In its 2020 World Press Freedom Index, Reporters Without Borders detailed how authoritarian governments were using the pandemic to silence dissent and news organizations, with many trying to suppress coverage of the state’s response to the outbreak.
Meas Sophorn, the Information Ministry’s spokesperson, said on Tuesday that the ministry issued the statement to remind all journalists to respect the law and refrain from corrupt practices, like extorting bribes to suppress stories.
“This statement is to remind a small number of journalists who have committed something illegal and wrong in the journalism professional and to return to fulfill their role correctly and based on the law, ethics and professionalism,” said Sophorn.
There have been a number of arrests and convictions of journalists this year, including the forced closure of publications over the last three years.
Sovann Rithy, who ran the popular TVFB, was given an 18-month suspended sentence in October for simply reporting a speech made by Prime Minister Hun Sen. Newspaper publisher Ros Sokhet was given an 18-month sentence for sensationalizing the headlines of Facebook post, and is currently in serving his sentence in Prey Sar prison.
Radio station owner Sok Oudom is awaiting a verdict in his incitement case, where he is charged with inciting villagers against the military in relation to a land dispute.
Three provincial online journalists were arrested last week for alleged extortion and fraud. Authorities have been less than forthcoming with details of the case, which allegedly involved the journalists promising to not write about illegal land clearings in Kratie in return for money.
In 2017, The Cambodia Daily was forced to shut down after refusing to pay an exorbitant tax bill. Weeks later, Radio Free Asia announced the shuttering of its Phnom Penh bureau owing to security concerns and tax issues. The Phnom Penh Post was sold in May 2018 to a Malaysian investor, whose public relations firm had worked for the Cambodian government.
Khieu Kola, spokesperson for the Club of Cambodian Journalists said he supported the Information Ministry’s statement, alleging that some media outlets behaved like the “executive, legislature and judiciary.”
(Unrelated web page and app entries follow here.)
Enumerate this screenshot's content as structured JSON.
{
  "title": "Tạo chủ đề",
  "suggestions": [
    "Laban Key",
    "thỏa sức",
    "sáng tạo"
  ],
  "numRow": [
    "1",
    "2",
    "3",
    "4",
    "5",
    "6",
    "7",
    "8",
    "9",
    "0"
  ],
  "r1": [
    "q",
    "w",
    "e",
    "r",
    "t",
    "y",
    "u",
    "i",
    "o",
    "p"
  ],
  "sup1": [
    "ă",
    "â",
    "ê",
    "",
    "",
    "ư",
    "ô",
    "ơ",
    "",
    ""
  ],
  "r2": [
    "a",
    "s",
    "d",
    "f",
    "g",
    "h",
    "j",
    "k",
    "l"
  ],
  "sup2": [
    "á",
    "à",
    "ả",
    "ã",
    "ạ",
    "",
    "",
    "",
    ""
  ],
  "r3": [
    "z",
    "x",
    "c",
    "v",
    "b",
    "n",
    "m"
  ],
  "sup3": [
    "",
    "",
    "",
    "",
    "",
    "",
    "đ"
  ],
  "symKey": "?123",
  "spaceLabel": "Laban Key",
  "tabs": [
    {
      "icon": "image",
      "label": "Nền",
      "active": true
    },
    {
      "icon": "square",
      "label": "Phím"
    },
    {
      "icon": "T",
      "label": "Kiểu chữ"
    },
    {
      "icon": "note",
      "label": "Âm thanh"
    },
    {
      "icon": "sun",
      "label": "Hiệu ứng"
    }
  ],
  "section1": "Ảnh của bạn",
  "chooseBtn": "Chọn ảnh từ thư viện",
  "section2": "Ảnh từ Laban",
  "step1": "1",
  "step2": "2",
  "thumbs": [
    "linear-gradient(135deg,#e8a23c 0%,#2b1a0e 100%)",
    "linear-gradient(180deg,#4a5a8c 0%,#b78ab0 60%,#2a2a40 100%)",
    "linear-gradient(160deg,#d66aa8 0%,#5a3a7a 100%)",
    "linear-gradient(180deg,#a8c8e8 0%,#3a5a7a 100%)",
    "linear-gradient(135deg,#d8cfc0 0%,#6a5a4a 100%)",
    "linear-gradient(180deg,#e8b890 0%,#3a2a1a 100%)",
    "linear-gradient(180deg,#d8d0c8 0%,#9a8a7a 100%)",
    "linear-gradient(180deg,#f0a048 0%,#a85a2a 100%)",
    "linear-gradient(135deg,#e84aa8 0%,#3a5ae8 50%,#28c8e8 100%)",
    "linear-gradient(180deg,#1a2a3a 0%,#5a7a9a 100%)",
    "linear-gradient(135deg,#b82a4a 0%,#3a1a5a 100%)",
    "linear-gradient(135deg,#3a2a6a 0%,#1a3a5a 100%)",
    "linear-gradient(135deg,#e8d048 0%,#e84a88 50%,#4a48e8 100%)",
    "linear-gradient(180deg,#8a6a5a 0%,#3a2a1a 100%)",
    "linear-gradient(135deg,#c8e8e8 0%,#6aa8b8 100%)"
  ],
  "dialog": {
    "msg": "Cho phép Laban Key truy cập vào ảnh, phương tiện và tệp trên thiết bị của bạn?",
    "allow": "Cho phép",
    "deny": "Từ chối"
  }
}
Kola distinguished between two kinds of issues facing journalists: a mistake made with publication of information and instances were journalists commit crimes. With the former, he said the Law on the Press should be used but instances of the latter should be prosecuted.
“I observe that when it is related to [issues with] dissemination of news, I always take on that case immediately but if it is not related to dissemination, [our club] will not work on it,” Kola said.
Chak Sopheap, executive director of the Cambodian Center for Human Rights, said the government should be enabling the media to report on diverse opinions and conduct investigative reportage during a public health crisis, rather than threatening repercussions.
She said the Information Ministry’s statement would have a “chilling” effect on independent reporters, who would now second guess their reportage and fear legal ramifications from the government.
“While damaging disinformation should be combated, the fight against disinformation must be carried out in good faith and not be used as an excuse to stifle freedom of expression and silence criticism,” Sopheap said. “The Royal Government of Cambodia should therefore consider resorting to less punitive measures.”